Go through the entries below and print each one exactly.

[RECORDS SHOWN]

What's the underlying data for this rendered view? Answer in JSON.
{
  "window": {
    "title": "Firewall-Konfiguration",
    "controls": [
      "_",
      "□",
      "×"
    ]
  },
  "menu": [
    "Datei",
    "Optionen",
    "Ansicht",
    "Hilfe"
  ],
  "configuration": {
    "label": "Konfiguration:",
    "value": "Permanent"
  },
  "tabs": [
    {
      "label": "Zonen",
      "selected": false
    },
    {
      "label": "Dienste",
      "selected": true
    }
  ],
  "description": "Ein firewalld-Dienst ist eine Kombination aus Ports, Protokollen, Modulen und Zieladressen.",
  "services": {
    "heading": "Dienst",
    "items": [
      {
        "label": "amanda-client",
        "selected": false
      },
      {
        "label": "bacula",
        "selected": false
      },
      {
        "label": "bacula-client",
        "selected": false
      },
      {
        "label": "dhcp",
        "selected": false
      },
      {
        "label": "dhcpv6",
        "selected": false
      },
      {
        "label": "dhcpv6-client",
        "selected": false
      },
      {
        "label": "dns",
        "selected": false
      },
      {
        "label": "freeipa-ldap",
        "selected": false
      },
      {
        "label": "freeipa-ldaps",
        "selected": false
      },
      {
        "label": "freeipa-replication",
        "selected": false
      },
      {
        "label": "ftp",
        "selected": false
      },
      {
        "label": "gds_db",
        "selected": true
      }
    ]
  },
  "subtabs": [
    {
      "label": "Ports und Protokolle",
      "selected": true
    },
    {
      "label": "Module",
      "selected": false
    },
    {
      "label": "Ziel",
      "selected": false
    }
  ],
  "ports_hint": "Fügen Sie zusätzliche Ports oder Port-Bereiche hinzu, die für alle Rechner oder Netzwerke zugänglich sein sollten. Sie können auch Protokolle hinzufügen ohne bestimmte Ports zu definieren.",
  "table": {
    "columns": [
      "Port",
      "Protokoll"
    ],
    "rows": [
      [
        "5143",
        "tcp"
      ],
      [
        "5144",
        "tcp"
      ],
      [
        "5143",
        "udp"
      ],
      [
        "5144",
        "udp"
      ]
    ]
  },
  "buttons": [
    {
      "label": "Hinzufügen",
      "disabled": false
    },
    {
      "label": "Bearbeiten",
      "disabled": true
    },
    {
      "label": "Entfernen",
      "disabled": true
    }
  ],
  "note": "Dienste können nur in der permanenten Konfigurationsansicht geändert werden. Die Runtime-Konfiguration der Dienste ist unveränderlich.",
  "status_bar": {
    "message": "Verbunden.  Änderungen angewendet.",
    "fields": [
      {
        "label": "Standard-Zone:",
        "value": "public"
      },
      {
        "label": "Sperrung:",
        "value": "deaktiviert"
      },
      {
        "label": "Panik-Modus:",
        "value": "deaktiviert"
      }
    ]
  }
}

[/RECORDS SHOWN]

TASK RESPONSE:
What's the underlying data for this rendered view? Answer in JSON.
{
  "window": {
    "title": "Firewall-Konfiguration",
    "controls": [
      "_",
      "□",
      "×"
    ]
  },
  "menu": [
    "Datei",
    "Optionen",
    "Ansicht",
    "Hilfe"
  ],
  "configuration": {
    "label": "Konfiguration:",
    "value": "Permanent"
  },
  "tabs": [
    {
      "label": "Zonen",
      "selected": false
    },
    {
      "label": "Dienste",
      "selected": true
    }
  ],
  "description": "Ein firewalld-Dienst ist eine Kombination aus Ports, Protokollen, Modulen und Zieladressen.",
  "services": {
    "heading": "Dienst",
    "items": [
      {
        "label": "amanda-client",
        "selected": false
      },
      {
        "label": "bacula",
        "selected": false
      },
      {
        "label": "bacula-client",
        "selected": false
      },
      {
        "label": "dhcp",
        "selected": false
      },
      {
        "label": "dhcpv6",
        "selected": false
      },
      {
        "label": "dhcpv6-client",
        "selected": false
      },
      {
        "label": "dns",
        "selected": false
      },
      {
        "label": "freeipa-ldap",
        "selected": false
      },
      {
        "label": "freeipa-ldaps",
        "selected": false
      },
      {
        "label": "freeipa-replication",
        "selected": false
      },
      {
        "label": "ftp",
        "selected": false
      },
      {
        "label": "gds_db",
        "selected": true
      }
    ]
  },
  "subtabs": [
    {
      "label": "Ports und Protokolle",
      "selected": true
    },
    {
      "label": "Module",
      "selected": false
    },
    {
      "label": "Ziel",
      "selected": false
    }
  ],
  "ports_hint": "Fügen Sie zusätzliche Ports oder Port-Bereiche hinzu, die für alle Rechner oder Netzwerke zugänglich sein sollten. Sie können auch Protokolle hinzufügen ohne bestimmte Ports zu definieren.",
  "table": {
    "columns": [
      "Port",
      "Protokoll"
    ],
    "rows": [
      [
        "5143",
        "tcp"
      ],
      [
        "5144",
        "tcp"
      ],
      [
        "5143",
        "udp"
      ],
      [
        "5144",
        "udp"
      ]
    ]
  },
  "buttons": [
    {
      "label": "Hinzufügen",
      "disabled": false
    },
    {
      "label": "Bearbeiten",
      "disabled": true
    },
    {
      "label": "Entfernen",
      "disabled": true
    }
  ],
  "note": "Dienste können nur in der permanenten Konfigurationsansicht geändert werden. Die Runtime-Konfiguration der Dienste ist unveränderlich.",
  "status_bar": {
    "message": "Verbunden.  Änderungen angewendet.",
    "fields": [
      {
        "label": "Standard-Zone:",
        "value": "public"
      },
      {
        "label": "Sperrung:",
        "value": "deaktiviert"
      },
      {
        "label": "Panik-Modus:",
        "value": "deaktiviert"
      }
    ]
  }
}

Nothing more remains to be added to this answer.